The Columbia River towns of Hood River, The Dalles, Mosier, North Bonneville, Stevenson have all previously voiced their opposition to, or at least expressed concerns about, the oil-by-rail traffic passing through their boundaries. Many have also down this for coal trains.
“This could have happened in any of our communities,” said Corneilson.
“It’s becoming increasingly clear that Governors Inslee and Brown have to take concerted actions to protect the Pacific Northwest,” said Dan Serres, from Columbia Riverkeeper.2
Ban Oil-By-Rail Shipments In The Gorge
Between 150 and 200 people held a rally in Hood River, calling on Federal and state leaders to ban oil-by-rail through the Columbia River Gorge. They sang songs, like “This Land is Your Land, This Land is My Land,” and “Roll on Columbia”
A number of City government officials, tribal representatives, faith leaders, environmental groups and first responders addressed the gathering.
Emily Reed, the President of Mosier’s City Council as among them. She expressed her distress as a mother, when the explosion took place so close to her son’s school. Her husband was one of the firemen who rushed off to fight the blaze.
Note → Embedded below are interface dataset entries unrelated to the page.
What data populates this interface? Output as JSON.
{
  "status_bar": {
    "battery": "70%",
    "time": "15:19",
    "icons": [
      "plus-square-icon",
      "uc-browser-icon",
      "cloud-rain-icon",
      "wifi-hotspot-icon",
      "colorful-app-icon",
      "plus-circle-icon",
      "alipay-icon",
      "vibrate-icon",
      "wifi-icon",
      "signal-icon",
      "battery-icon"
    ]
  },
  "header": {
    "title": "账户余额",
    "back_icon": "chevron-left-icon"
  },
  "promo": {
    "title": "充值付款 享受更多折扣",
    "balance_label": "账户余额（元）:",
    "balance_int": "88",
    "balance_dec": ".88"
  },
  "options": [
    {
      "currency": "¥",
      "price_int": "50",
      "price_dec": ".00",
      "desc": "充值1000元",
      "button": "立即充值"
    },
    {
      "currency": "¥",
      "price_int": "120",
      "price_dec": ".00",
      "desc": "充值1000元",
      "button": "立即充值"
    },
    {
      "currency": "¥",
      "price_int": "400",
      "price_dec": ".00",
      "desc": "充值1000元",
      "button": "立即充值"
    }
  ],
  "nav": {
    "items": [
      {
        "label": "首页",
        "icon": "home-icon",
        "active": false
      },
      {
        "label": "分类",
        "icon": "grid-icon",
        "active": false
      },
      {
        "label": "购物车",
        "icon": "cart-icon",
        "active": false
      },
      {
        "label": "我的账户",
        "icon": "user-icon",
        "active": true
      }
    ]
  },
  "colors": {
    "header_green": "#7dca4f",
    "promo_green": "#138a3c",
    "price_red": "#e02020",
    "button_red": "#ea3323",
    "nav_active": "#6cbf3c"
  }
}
Her father one of the small cherry orchard owners who could not ship out their crop.
After they were finished talking, Corneilson led them in a march down Hood River’s main street up a grassy hill to the library.
One of the participants, who did not wish to be identified, said, “It was a lovely way to acknowledge what had happened and involve the community in a very public way.”
The leaders of the rally issued a joint statement:
“The use of the Columbia River Gorge National Scenic Area as a fossil fuel export corridor is simply unacceptable for our communities. It’s unacceptable for any community – and if it can happen here, it can happen anywhere. We call on Oregon and Washington to do everything in their power to stop the use of the Columbia River Gorge National Scenic Area as a fossil fuel export corridor.
“This is a tragic moment that has lived in the minds of many community members for a number of years. The escalation of oil trains in the Gorge and throughout the Pacific Northwest has been opposed by many city governments, faith communities, tribal councils and community organizations precisely for the reasons we are experiencing today as a result of the Mosier derailment. Health and air quality, water contamination risks, fire risks and community safety are all being jeopardized.
“As we enter the hot summer season tomorrow, we are also reminded of the reality of global warming and the role that fossil fuels play in endangering the future of all who live and breathe on the planet.
“We will ask President Obama and our federal elected leaders to support a ban on high risk oil train shipments through the Columbia Gorge and other U.S. communities. And we will call on Governor Brown, Governor Inslee, and federal leaders to deny proposed oil train terminals in the Pacific Northwest, proposals that would dramatically increase dangerous oil trains through our region.
“The Mosier exit, off the I-84, is still shut down. Serres observed a frustrated resident asking one of the police when it was going to open up. Local businessmen were concerned about the fact their loss of business during the height of cherry season.”
Top Photo Credit: Oil within the containment boon, on the Columbia River – Courtesy State of Washington Department of Ecology